Sevilla will quite rightly claim that they were placed in a tough group, alongside Manchester City and Borussia Dortmund. And the Europa League has long felt like their natural habitat anyway. The Andalusians will already be eyeing a record-extending seventh title.
However, it is extremely concerning for the Spanish game that Barcelona are in danger of becoming Europa League regulars, having been relegated to Europe’s ‘second division’ for the second year in a row.
Granted, they too were given a tough draw, with Bayern Munich and Inter for company in Group C, but the way in which the second-best team in Spain performed against both did not reflect well on the current strength of La Liga.

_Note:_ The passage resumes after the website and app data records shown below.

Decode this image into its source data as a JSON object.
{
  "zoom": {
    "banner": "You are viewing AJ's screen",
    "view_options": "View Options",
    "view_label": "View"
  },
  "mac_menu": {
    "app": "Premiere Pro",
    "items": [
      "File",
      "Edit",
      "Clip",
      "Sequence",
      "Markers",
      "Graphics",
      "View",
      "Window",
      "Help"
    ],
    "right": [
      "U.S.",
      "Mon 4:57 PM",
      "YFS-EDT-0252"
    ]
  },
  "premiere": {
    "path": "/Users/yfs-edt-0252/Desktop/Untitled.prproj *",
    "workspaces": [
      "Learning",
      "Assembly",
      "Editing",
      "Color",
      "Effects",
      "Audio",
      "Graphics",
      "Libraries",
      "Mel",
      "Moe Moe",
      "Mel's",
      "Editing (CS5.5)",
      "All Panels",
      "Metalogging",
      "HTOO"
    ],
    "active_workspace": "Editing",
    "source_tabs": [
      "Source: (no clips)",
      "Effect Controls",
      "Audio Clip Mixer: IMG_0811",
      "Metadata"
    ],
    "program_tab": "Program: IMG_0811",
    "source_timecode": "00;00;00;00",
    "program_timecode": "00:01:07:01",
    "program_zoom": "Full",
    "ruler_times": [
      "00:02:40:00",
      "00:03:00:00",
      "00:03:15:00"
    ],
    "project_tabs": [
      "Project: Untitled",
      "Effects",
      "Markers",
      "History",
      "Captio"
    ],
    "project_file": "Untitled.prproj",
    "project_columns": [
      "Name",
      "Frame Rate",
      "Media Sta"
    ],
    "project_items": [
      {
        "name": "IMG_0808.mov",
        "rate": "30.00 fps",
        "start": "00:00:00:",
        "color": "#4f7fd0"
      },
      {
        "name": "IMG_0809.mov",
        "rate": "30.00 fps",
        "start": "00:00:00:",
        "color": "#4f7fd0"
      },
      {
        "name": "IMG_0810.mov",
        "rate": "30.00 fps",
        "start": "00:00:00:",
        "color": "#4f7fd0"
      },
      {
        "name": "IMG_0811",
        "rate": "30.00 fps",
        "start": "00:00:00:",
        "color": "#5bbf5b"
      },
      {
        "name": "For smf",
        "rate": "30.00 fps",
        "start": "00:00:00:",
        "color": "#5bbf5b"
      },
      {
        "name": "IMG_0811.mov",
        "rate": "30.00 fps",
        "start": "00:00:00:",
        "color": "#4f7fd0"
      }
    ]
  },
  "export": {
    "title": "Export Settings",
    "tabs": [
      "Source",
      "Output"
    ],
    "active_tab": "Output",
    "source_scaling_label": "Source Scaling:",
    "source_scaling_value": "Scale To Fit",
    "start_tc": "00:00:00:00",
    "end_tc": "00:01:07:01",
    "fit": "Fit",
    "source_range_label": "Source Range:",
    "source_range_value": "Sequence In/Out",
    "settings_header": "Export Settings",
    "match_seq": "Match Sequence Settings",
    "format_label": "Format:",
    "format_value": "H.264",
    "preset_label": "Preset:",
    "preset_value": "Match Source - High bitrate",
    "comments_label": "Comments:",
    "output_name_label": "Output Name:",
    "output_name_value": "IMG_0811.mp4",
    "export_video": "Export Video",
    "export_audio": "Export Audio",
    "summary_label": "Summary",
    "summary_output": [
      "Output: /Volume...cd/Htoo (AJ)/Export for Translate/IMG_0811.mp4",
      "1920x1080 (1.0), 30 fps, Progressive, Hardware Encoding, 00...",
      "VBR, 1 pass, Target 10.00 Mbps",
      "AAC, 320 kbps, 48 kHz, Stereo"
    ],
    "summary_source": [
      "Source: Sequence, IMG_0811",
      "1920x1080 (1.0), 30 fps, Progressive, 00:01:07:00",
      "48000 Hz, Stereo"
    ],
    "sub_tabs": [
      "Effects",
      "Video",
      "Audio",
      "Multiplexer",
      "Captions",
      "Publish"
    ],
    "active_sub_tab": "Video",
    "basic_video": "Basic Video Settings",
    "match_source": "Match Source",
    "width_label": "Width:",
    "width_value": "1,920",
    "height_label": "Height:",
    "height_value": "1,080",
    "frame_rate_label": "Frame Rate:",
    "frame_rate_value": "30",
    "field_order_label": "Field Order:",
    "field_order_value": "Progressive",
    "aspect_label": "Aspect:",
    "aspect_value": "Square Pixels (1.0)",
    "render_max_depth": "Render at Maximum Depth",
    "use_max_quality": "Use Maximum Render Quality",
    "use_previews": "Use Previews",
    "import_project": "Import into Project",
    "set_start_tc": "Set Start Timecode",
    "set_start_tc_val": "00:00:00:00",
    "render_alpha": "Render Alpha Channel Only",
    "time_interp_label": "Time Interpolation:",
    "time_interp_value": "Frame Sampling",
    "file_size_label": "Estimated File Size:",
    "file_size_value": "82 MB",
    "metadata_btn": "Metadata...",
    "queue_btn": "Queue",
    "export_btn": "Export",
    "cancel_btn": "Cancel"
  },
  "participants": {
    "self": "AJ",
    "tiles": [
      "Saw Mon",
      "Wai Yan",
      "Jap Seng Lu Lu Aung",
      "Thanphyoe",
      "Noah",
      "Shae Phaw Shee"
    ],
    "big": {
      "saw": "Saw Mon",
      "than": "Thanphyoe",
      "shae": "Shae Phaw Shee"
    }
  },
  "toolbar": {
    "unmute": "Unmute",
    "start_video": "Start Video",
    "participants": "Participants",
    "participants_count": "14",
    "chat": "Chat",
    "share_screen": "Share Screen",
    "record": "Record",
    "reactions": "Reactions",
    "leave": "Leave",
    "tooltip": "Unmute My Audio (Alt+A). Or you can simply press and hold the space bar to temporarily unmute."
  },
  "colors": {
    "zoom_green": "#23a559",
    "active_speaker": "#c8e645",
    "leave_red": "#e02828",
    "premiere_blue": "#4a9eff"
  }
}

Indeed, the issue was even raised with Barca boss Xavi at the weekend, after his side coasted to victory over Athletic Club just a few days after easing past Villarreal. Xavi insisted that the Primera Division is actually stronger, and more competitive, than its been in years.
But Atletico Madrid, who are third in La Liga but already eight points behind Real, made a mockery of that claim by being knocked out of the Champions League on matchday five – despite being in a group with Porto, Club Brugge and Bayer Leverkusen.
Those are all decent sides in their own right – the Belgians have been the tournament’s surprise package this season – but they would have been easily beaten by the Atleti sides that reached the final in 2014 and 2016. The suspicion is that it’s not just Diego Simeone’s side that are in decline.
Real Madrid remain the kings of Europe and Spain still ranks second in UEFA’s club coefficients but there are worrying signs that La Liga is losing its lustre.